Anne Simpson, investment director of sustainability at the largest fund in the US, the California Public Employees’ Retirement System, where the SDGs are also under consideration, says the SDGs are not just a moral imperative, they are an economic necessity.
“As a large investor, we have nowhere to hide from the world’s problems and risks. But we are not in a position to tackle them without a public policy framework. The SDGs provide a consensus on a shared to-do list,” Simpson said. “Until now, investors haven’t had a legitimate framework to think about allocating capital and managing risk.”
Similarly, Josepha Meijer, vice-chair of ABP, said the SDGs provide a widely supported frame of reference, a vision to the world that is broad and has a long timeframe.
“We think they’re a gift from the UN to the world,” she said. “As a pension fund, we have a vested interest in helping to achieve those goals as we think they’ll shape the world the beneficiaries live in, and also shape areas of growth and provide a more stable economy. They create alignment for a common vision and avoid further fragmentation.”
Alexandra West, portfolio head of strategy and innovation at Cbus Super, said there are two reasons investors should align with the SDGs.

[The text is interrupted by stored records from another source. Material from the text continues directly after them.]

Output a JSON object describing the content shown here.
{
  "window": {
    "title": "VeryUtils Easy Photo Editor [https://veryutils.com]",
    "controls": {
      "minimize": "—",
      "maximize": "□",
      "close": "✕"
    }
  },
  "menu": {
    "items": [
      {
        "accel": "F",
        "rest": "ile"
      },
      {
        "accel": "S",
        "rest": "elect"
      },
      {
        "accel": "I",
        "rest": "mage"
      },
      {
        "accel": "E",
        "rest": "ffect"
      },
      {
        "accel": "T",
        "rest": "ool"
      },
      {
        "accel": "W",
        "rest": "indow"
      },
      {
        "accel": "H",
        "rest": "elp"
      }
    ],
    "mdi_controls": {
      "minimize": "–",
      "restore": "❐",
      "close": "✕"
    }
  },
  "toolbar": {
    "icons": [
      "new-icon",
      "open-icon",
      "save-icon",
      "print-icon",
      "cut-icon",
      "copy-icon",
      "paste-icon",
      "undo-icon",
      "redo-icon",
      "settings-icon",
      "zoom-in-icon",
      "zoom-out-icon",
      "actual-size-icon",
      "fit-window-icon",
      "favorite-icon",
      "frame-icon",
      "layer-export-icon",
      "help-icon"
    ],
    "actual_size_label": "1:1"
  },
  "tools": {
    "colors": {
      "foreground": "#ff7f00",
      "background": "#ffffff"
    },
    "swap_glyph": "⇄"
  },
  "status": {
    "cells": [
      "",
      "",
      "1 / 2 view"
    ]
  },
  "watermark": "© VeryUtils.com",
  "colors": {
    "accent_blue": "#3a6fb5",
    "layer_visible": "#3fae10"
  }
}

“Investors need progress on the SDGs because they’ll assure a stable economy and drive economic growth,” West said. “And the SDGs need us; without mainstream institutional investment, the SDGs won’t be realised. As long-term value creators, we rely on a sustainable economy and economic growth. We can’t afford to sit on the sidelines and leave it to others.”
West pointed out that only 10 per cent of investment required for the SDGs will come from government.
“We need the SDGs to be realised but unless there is collective action they won’t be achieved,” she said.
ABP has helped developed taxonomies to provide clear guidance on what types of investments qualify as sustainable development investments.
West said developing a strategy for how to contribute to the SDGs was very difficult.
“There’s no how-to guide,” she said. “The work of ABP and PGGM is very useful for investors in how to invest in the SDGs.”
Simpson said until now there has never been a framework that bundles up the world’s problems and opportunities.
“The SDGs are very helpful for investors, they give us a navigation route. We now have milestones that will be helpful for investors.”